    • Only maintenance free batteries should be used.
  • An option to Lithium batteries are the older, deep cycle Gel-cell batteries which offer a better price point but are significantly less capable.

  • Solar charging is a cost effective option for extended operations IFF the weather cooperates. Sufficient batteries to weather the storm are required.
  • Power cords/extension cords with connectors or jumpers to match the radio.
  • Enough amp-hour capacity to last several days – TEST YOUR MOBILE SHACK!

An Antenna:

  • Quarter-wave or longer…3/8 or better is preferred.
  • Vertical with minimum radials
  • A good choice is a 1/2 or 5/8 wave mobile dual band vertical with a radial kit or a twin-line J-pole which requires no radials are good choices. A base station, 1/2 wave or longer antenna on a push-up pole is another option.

One or more mounts:

  • Magnetic mount – attach to any steel surface, car, refrigerator top, file cabinet, steel beam, baking pan, etc. (Some new vehicles have non-ferrous skins; a different mount, like suction cups, might be needed).
  • L-shaped clamp – attach to railing, post, tree stump, etc.
  • U-clamp – attach to push up poles, Schedule 40 PVC poles, etc.

At least 50 feet, 100 feet is better, of RG8 coax cable for low loss, RG8X as best compromise for weight and bulk.

PL259 connectors on coax

SO239 barrels to interconnect coaxes


Headphones with full ear muffs – it can get extremely noisy in an operational area. Noise cancelling ‘shooter’s ears’ with external audio jacks are best for high noise environments. I like to wear a single ear headphone/mike under my noise cancelling shooter’s ears so I can completely cut out external sounds with the twist of a knob.

Other usual supplies for operations, from your 72-hour kit (you DO have one, don’t you?)

Notes and suggestions:

  • Standardize all power connectors on your equipment to Anderson Powerpoles.
  • Standardize on PL259/SO239 connections for radio, antennas and antenna mounts except HTs. Carry adapter cables for HT work.
  • If you use an NMO mount on your car, get an NMO-UHF adapter so you can replace the car antenna with the one described above.
  • Make a 10 foot power cord with a standard power connector on one end and large, battery terminal clamps on the other in case you need to draw power from a “commandeered” car battery.

Notes on HandiTalkies:

  • Get an alkaline cell adapter for your HT and lots of AA cell batteries.
  • Make/buy a power cord for the HT with a standard power connector and alligator clamps at least 6 feet long (12 feet better) for battery use.
  • Get an adapter for your HT antenna connection – from BNC or SMA to UHF-SO239.
  • Get a linear amplifier (called a “brick”) to boost the 3-5 watts of the HT to 30-40 watts.

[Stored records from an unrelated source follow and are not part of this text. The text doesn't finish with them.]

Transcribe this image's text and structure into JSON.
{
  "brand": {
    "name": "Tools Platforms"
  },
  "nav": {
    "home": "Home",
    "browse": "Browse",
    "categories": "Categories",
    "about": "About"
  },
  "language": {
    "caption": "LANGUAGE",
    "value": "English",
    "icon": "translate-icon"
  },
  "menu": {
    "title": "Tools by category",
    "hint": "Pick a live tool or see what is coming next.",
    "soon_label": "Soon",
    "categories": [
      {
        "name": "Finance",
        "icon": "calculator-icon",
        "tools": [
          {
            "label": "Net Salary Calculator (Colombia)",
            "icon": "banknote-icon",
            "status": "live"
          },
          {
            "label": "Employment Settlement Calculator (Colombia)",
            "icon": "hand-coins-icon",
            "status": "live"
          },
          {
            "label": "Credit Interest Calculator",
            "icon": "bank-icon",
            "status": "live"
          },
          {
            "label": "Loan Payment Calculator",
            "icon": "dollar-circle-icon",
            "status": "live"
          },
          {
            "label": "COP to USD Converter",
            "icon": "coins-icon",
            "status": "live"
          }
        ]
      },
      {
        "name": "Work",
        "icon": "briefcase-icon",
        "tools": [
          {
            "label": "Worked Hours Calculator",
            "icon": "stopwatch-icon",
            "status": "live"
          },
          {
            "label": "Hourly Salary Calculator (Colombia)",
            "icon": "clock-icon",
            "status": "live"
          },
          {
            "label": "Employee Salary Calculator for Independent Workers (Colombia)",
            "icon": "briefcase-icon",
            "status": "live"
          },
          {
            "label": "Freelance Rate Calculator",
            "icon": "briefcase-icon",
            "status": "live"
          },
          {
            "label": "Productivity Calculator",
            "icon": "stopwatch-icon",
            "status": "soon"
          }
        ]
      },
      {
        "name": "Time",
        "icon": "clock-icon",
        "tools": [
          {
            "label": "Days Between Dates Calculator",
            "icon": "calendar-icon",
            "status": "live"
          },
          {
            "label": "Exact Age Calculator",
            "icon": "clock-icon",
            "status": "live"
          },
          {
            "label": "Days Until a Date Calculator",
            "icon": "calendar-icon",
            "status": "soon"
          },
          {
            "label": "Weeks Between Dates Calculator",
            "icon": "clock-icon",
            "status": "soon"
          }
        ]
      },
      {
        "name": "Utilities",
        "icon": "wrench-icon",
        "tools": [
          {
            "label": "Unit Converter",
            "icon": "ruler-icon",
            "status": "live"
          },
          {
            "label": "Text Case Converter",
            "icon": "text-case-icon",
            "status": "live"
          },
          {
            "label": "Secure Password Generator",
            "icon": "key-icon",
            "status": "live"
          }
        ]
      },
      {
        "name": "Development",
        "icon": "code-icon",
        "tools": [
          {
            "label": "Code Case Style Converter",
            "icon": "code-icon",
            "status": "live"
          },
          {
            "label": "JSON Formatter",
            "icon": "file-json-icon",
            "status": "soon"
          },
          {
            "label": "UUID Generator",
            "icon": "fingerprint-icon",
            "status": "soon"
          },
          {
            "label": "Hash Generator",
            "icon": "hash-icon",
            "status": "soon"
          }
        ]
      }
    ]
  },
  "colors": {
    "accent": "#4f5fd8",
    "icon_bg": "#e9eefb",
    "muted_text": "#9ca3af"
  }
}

A dual band amplifier has obvious advantages, but it costs more.
  • Ensure the amplifier has standard power connectors (Powerpoles).
  • Ensure you have a cable to connect the HT to the amplifier.

Final comment for mobile radio users:

  • In an emergency, can you detach your mobile radio from your car and move it into a building in a reasonably short period of time?
  • Do you have the appropriate tools in the car to detach the radio?
  • Do you have an appropriate power cord to operate from either an AC power supply or 12 VDC battery away from the car?
  • Do you have coax and an antenna to operate away from the car?

Test out your capability and time yourself. Especially if you have a remote head mount in the car. Can you re-assemble the radio quickly in the building ready for operation? This is the time to find out…not during the real emergency.

That concludes tonight’s training. Are there any questions, comments or suggested additions to this material?

Thanks, this is (callsign) clear to net control.